Monday, September 29, 2008

Equilibrium: Battle at Barlow

I'll start this post by admitting that I really had no business racing at Barlow yesterday. So I ultimately feel like I got everything that I had coming to me: a big fat DNF.

For the second straight year, I had a cold coming into the Battle at Barlow weekend. Last year I felt OK about driving out to Gresham and deciding to skip the race. It was pissing rain that day and my illness had kept me out of work for a few days the previous week.

This time around it was a very different story. My cold was Las Vegas-induced and I felt that if I could rally enough to stay out until 4:30AM on Wednesday, I sure as shit should be able to race on Sunday. (My full report on Interbike will come later this week, but for a preview, check out Heidi's blog.)

D and I got in a really nice pre-race ride Saturday evening. I did a few sprints on Highway 30 and was feeling really good about my legs. Not so good about the lungs. About 20 seconds into each sprint, my lungs would fill with gunk and I couldn't take any more deep breaths.

On the way out to the race, I felt pretty good. There was a track in my head playing over and over again: "Seventy-five percent is well enough to race...you'll be fine."

I pre-rode the course, then spent a half hour on the roads around the high school warming up. And by warming up, I mean continually trying to clear out my lungs after every hard effort and ignoring the track in my head that had now changed to "Bag it and take care of your body."

Ignored the track and rolled up to the front of the line in the B race. I'm feeling really confident about my starts right now and although I knew that this week that I wasn't going to be able to hold on up front for very long, I figured that a good start would gain me a position or two at the end of the race.

I shot out into second place going into the first corner and felt pretty good--for all of about 2 minutes. Barlow is known for the horrendous run-up. Halfway up that run-up, I could no longer take a deep breath without, literally, choking on snot.

For every measure of oxygen deprivation, I lost a measure of common sense. When I made it to the top of the run-up, I immediately tried to remount my bike. Only to tip over when I couldn't get enough momentum to make it up the next riser. Jeezus-its not like I've ridden this loop A DOZEN TIMES and know better.

I can't remember when my chain started dropping off, but once it started, it happened often--especially frustrating because I run on a 1 X 9 set-up for the sole purpose of avoiding this problem. I would finally cough or puke up enough crap to start pedaling harder when the chain would drop. By the fourth or fifth time, I didn't even have enough voice left to swear...it became more of a resigned squawk.
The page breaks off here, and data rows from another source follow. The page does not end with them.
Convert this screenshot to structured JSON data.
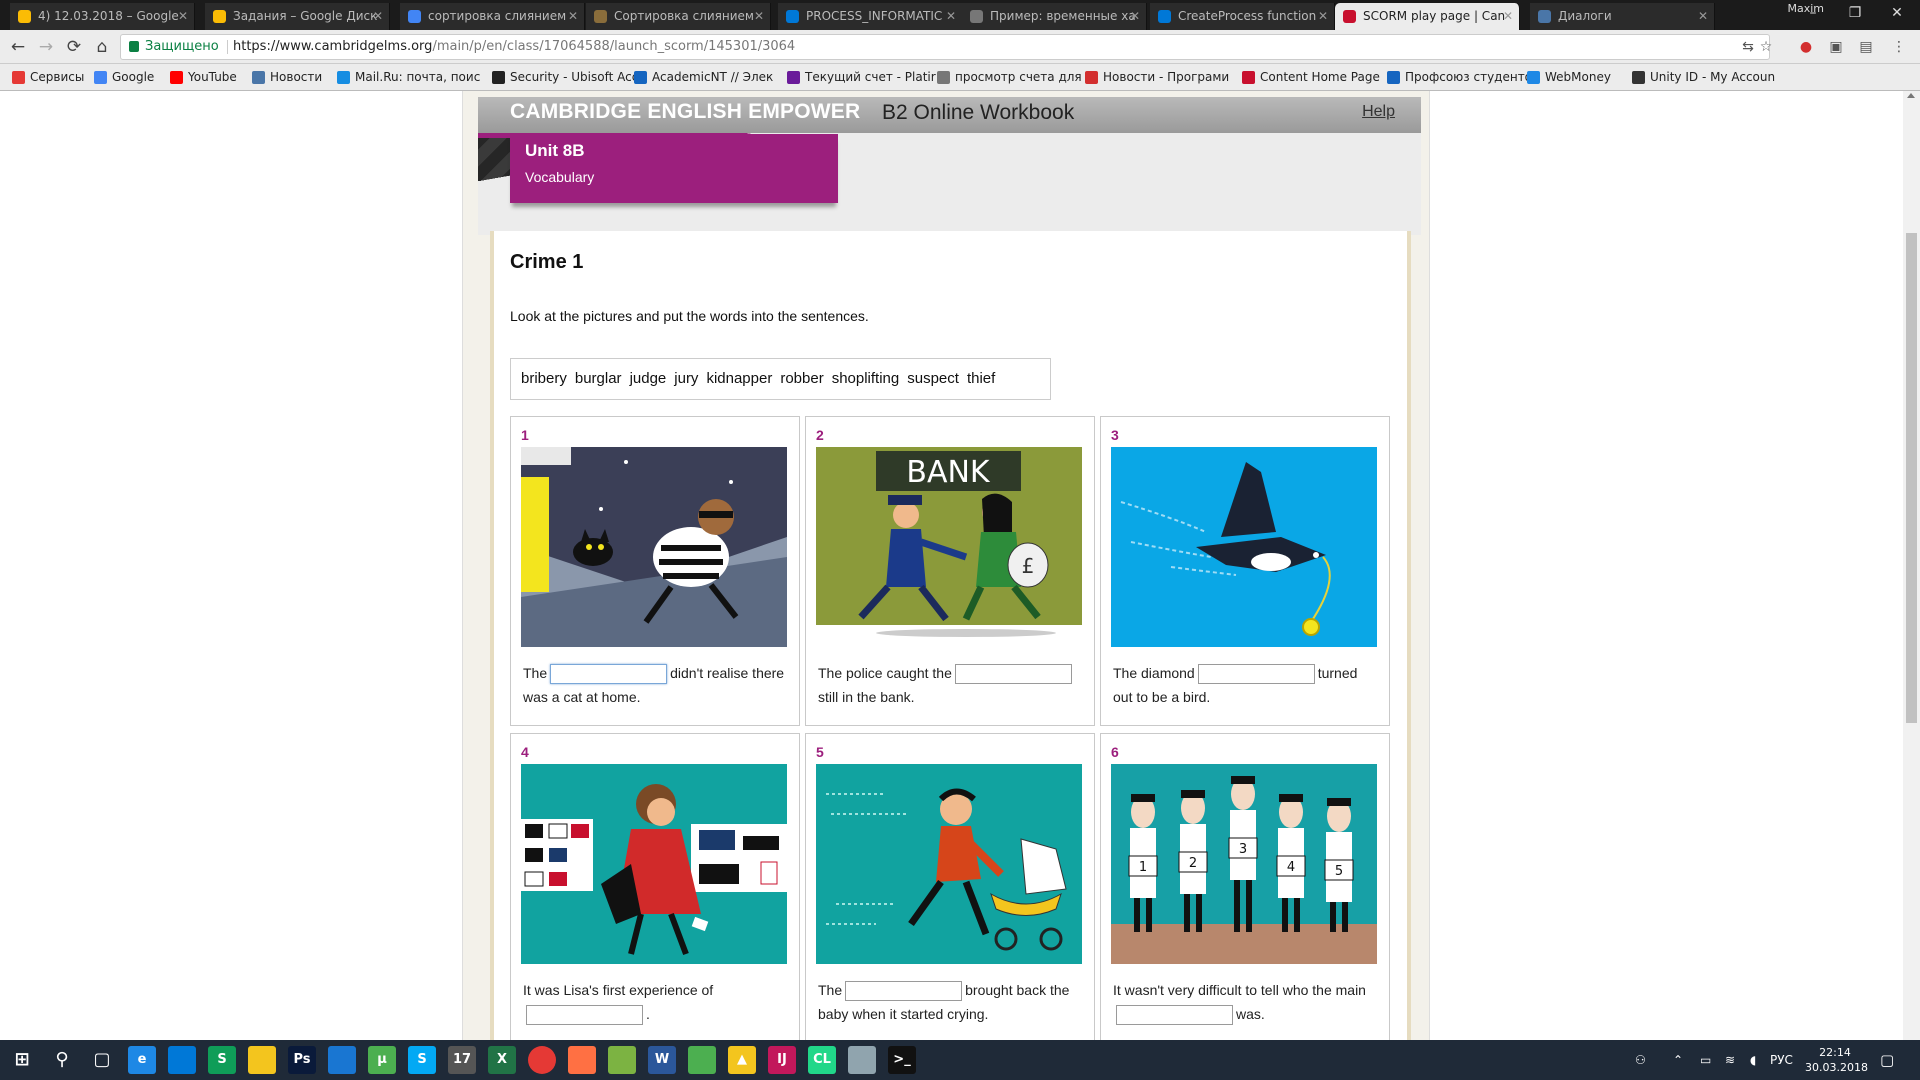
{
  "browser": {
    "tabs": [
      {
        "title": "4) 12.03.2018 – Google",
        "favicon": "google-drive-icon",
        "color": "#fbbc05"
      },
      {
        "title": "Задания – Google Диск",
        "favicon": "google-drive-icon",
        "color": "#fbbc05"
      },
      {
        "title": "сортировка слиянием",
        "favicon": "google-icon",
        "color": "#4285f4"
      },
      {
        "title": "Сортировка слиянием",
        "favicon": "site-icon",
        "color": "#8a6d3b"
      },
      {
        "title": "PROCESS_INFORMATIC",
        "favicon": "microsoft-icon",
        "color": "#0078d7"
      },
      {
        "title": "Пример: временные ха",
        "favicon": "page-icon",
        "color": "#777777"
      },
      {
        "title": "CreateProcess function",
        "favicon": "microsoft-icon",
        "color": "#0078d7"
      },
      {
        "title": "SCORM play page | Can",
        "favicon": "cambridge-icon",
        "color": "#c8102e"
      },
      {
        "title": "Диалоги",
        "favicon": "vk-icon",
        "color": "#4a76a8"
      }
    ],
    "active_tab_index": 7,
    "window_user": "Maxim",
    "secure_label": "Защищено",
    "url_prefix": "https://www.cambridgelms.org",
    "url_path": "/main/p/en/class/17064588/launch_scorm/145301/3064",
    "bookmarks": [
      {
        "label": "Сервисы",
        "icon": "apps-icon",
        "color": "#e53935"
      },
      {
        "label": "Google",
        "icon": "google-icon",
        "color": "#4285f4"
      },
      {
        "label": "YouTube",
        "icon": "youtube-icon",
        "color": "#ff0000"
      },
      {
        "label": "Новости",
        "icon": "vk-icon",
        "color": "#4a76a8"
      },
      {
        "label": "Mail.Ru: почта, поис",
        "icon": "mailru-icon",
        "color": "#168de2"
      },
      {
        "label": "Security - Ubisoft Acc",
        "icon": "ubisoft-icon",
        "color": "#222222"
      },
      {
        "label": "AcademicNT // Элек",
        "icon": "academic-icon",
        "color": "#1565c0"
      },
      {
        "label": "Текущий счет - Platir",
        "icon": "platinum-icon",
        "color": "#6a1b9a"
      },
      {
        "label": "просмотр счета для",
        "icon": "page-icon",
        "color": "#777777"
      },
      {
        "label": "Новости - Програми",
        "icon": "vtb-icon",
        "color": "#d32f2f"
      },
      {
        "label": "Content Home Page",
        "icon": "cambridge-icon",
        "color": "#c8102e"
      },
      {
        "label": "Профсоюз студенто",
        "icon": "union-icon",
        "color": "#1565c0"
      },
      {
        "label": "WebMoney",
        "icon": "webmoney-icon",
        "color": "#1e88e5"
      },
      {
        "label": "Unity ID - My Accoun",
        "icon": "unity-icon",
        "color": "#333333"
      }
    ]
  },
  "page": {
    "brand": "CAMBRIDGE ENGLISH EMPOWER",
    "product": "B2 Online Workbook",
    "help_label": "Help",
    "unit_title": "Unit 8B",
    "unit_subtitle": "Vocabulary",
    "exercise_title": "Crime 1",
    "instructions": "Look at the pictures and put the words into the sentences.",
    "word_bank": [
      "bribery",
      "burglar",
      "judge",
      "jury",
      "kidnapper",
      "robber",
      "shoplifting",
      "suspect",
      "thief"
    ],
    "accent_color": "#9c1f7d",
    "items": [
      {
        "number": "1",
        "before": "The",
        "after": "didn't realise there was a cat at home.",
        "answer": "",
        "picture": "burglar-cat-illustration"
      },
      {
        "number": "2",
        "before": "The police caught the",
        "after": "still in the bank.",
        "answer": "",
        "picture": "bank-robbery-illustration",
        "sign": "BANK"
      },
      {
        "number": "3",
        "before": "The diamond",
        "after": "turned out to be a bird.",
        "answer": "",
        "picture": "magpie-thief-illustration"
      },
      {
        "number": "4",
        "before": "It was Lisa's first experience of",
        "after": ".",
        "answer": "",
        "picture": "shoplifting-illustration"
      },
      {
        "number": "5",
        "before": "The",
        "after": "brought back the baby when it started crying.",
        "answer": "",
        "picture": "kidnapper-pram-illustration"
      },
      {
        "number": "6",
        "before": "It wasn't very difficult to tell who the main",
        "after": "was.",
        "answer": "",
        "picture": "police-lineup-illustration",
        "placards": [
          "1",
          "2",
          "3",
          "4",
          "5"
        ]
      }
    ]
  },
  "taskbar": {
    "apps": [
      {
        "name": "start-icon",
        "label": ""
      },
      {
        "name": "search-icon",
        "label": ""
      },
      {
        "name": "task-view-icon",
        "label": ""
      },
      {
        "name": "edge-icon",
        "label": "e"
      },
      {
        "name": "store-icon",
        "label": ""
      },
      {
        "name": "sheets-icon",
        "label": "S"
      },
      {
        "name": "file-explorer-icon",
        "label": ""
      },
      {
        "name": "photoshop-icon",
        "label": "Ps"
      },
      {
        "name": "dropbox-icon",
        "label": ""
      },
      {
        "name": "utorrent-icon",
        "label": "µ"
      },
      {
        "name": "skype-icon",
        "label": "S"
      },
      {
        "name": "calendar-icon",
        "label": "17"
      },
      {
        "name": "excel-icon",
        "label": "X"
      },
      {
        "name": "chrome-icon",
        "label": ""
      },
      {
        "name": "firefox-icon",
        "label": ""
      },
      {
        "name": "notepad-icon",
        "label": ""
      },
      {
        "name": "word-icon",
        "label": "W"
      },
      {
        "name": "xbox-icon",
        "label": ""
      },
      {
        "name": "unity-hub-icon",
        "label": "▲"
      },
      {
        "name": "intellij-icon",
        "label": "IJ"
      },
      {
        "name": "clion-icon",
        "label": "CL"
      },
      {
        "name": "wizard-icon",
        "label": ""
      },
      {
        "name": "terminal-icon",
        "label": ">_"
      }
    ],
    "language": "РУС",
    "time": "22:14",
    "date": "30.03.2018"
  }
}
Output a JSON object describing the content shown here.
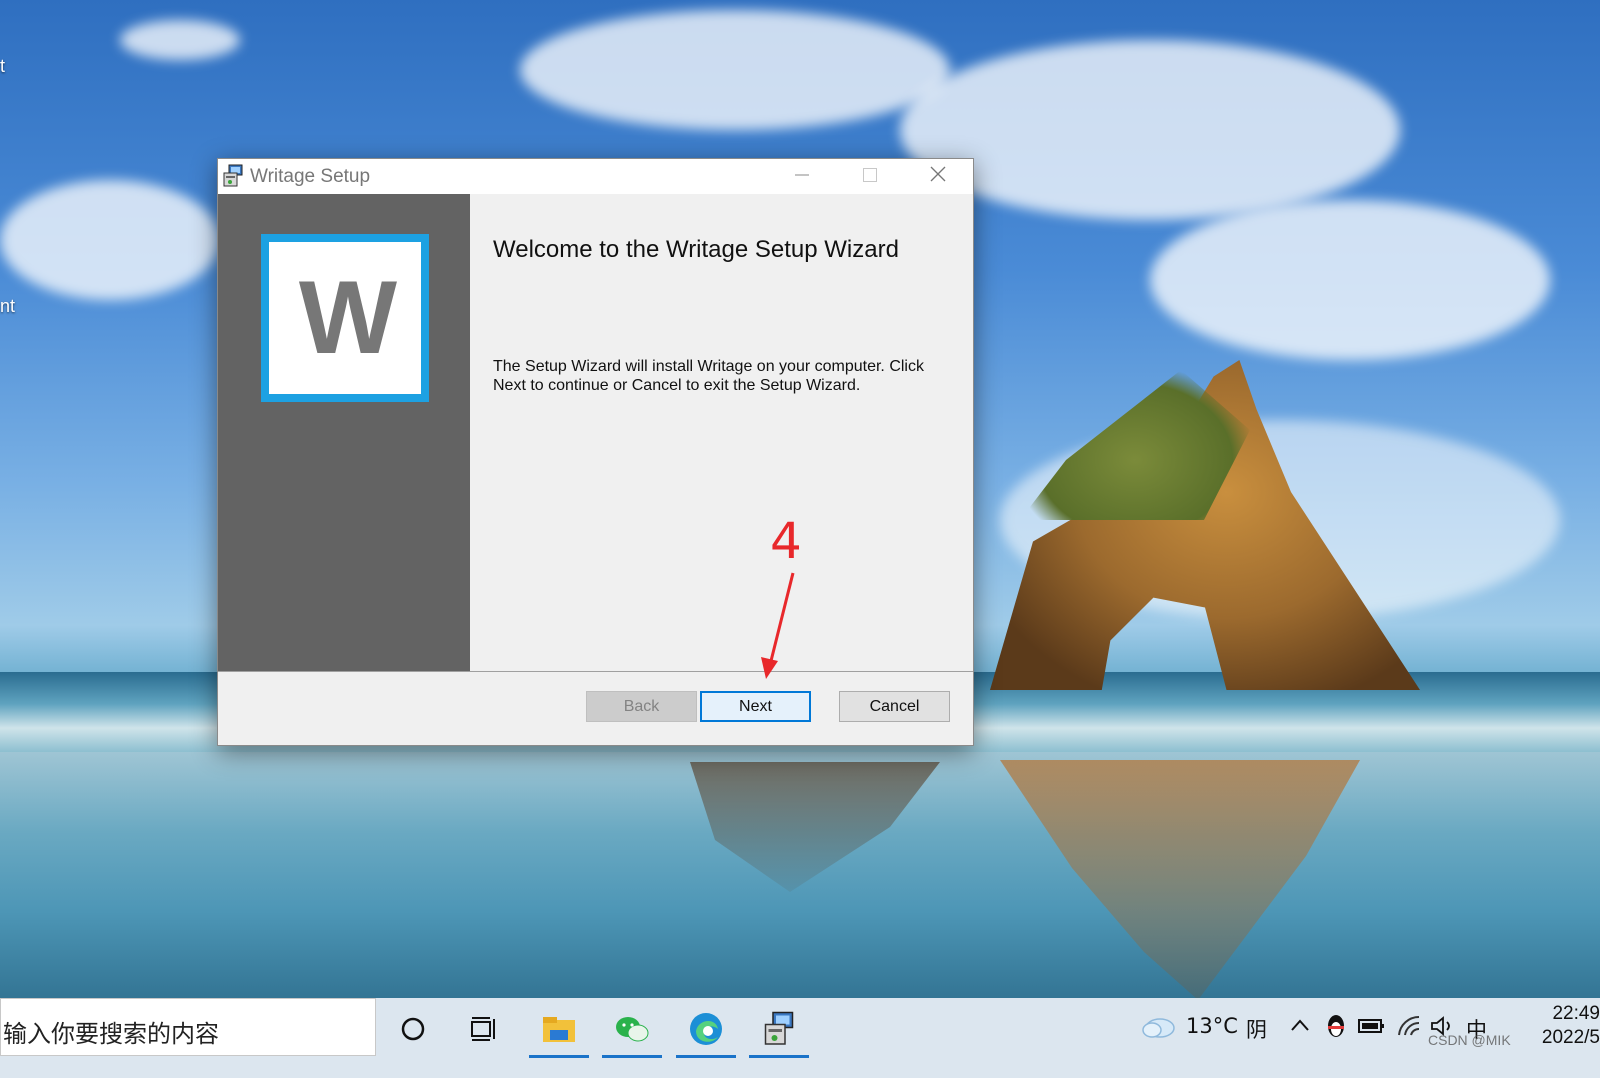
{
  "window": {
    "title": "Writage Setup",
    "icon": "installer-icon",
    "controls": [
      "minimize-icon",
      "maximize-icon",
      "close-icon"
    ]
  },
  "wizard": {
    "logo_letter": "W",
    "heading": "Welcome to the Writage Setup Wizard",
    "description": "The Setup Wizard will install Writage on your computer. Click Next to continue or Cancel to exit the Setup Wizard."
  },
  "buttons": {
    "back": "Back",
    "next": "Next",
    "cancel": "Cancel"
  },
  "annotation": {
    "step_number": "4",
    "color": "#e8282b"
  },
  "desktop_edge": {
    "left_text_1": "t",
    "left_text_2": "nt"
  },
  "taskbar": {
    "search_placeholder": "输入你要搜索的内容",
    "pinned": [
      "cortana-icon",
      "task-view-icon",
      "file-explorer-icon",
      "wechat-icon",
      "edge-icon",
      "installer-icon"
    ],
    "weather_temp": "13°C",
    "weather_text": "阴",
    "ime": "中",
    "time": "22:49",
    "date": "2022/5",
    "watermark": "CSDN @MIK"
  },
  "colors": {
    "accent": "#0078d7",
    "logo_border": "#1da1e2",
    "side_panel": "#636363"
  }
}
I can't remember when I finally decided to cut my losses and take the DNF. It was probably about the time that I coughed on an off camber section, completely lost control of the bike, careened off the course and ended up on the high school track. Have you ever seen "Better off Dead," when the psychotic newspaper delivery boy flys off the side of the mountain screaming "Two Dollars..."? Thats how I picture it in my head.

I hauled myself up the run-up a second time and soft-pedaled the rest of the lap. My throat felt like I had swallowed a fist of glass chips and I was covered in cold sweat in spite of the heat. I pulled off the course in the parking lot, puked up snot for the final time, then threw a minor adult temper tantrum once I had reached the privacy of D's car. I'm not quite sure what prompted the tantrum-the fact that I knew better, but still raced, or the fact that I just didn't have it in me to finish.

I can tell myself a dozen times that this is how racing works--sometimes you have it, sometimes you don't. The good days always end up being balanced out with the not-so-good. Death by drowning in one's own phlegm would be a particulary undiginified way to die. But all of this knowledge doesn't make quitting suck any less.

We helped the Veloce folks take down the course and stopped for a quick bit to eat on the way home. By the time I finally got home, cleaned up and started the laundry, it was obvious that I had a fever again. My body's way of telling me that it told me so.

The plan this week: lots of sleep, hydrate, resume normal training routine (hello 5am) and stay the course on D and I's plan to reduce our collective beer babies.

1 comment:

Heidi Swift said...

I am joining the anti-beer-baby club. Weekday drinking is so last week, dude.
Great report and I am so glad you didn't drown in your own mucus. I like you alive and stuff.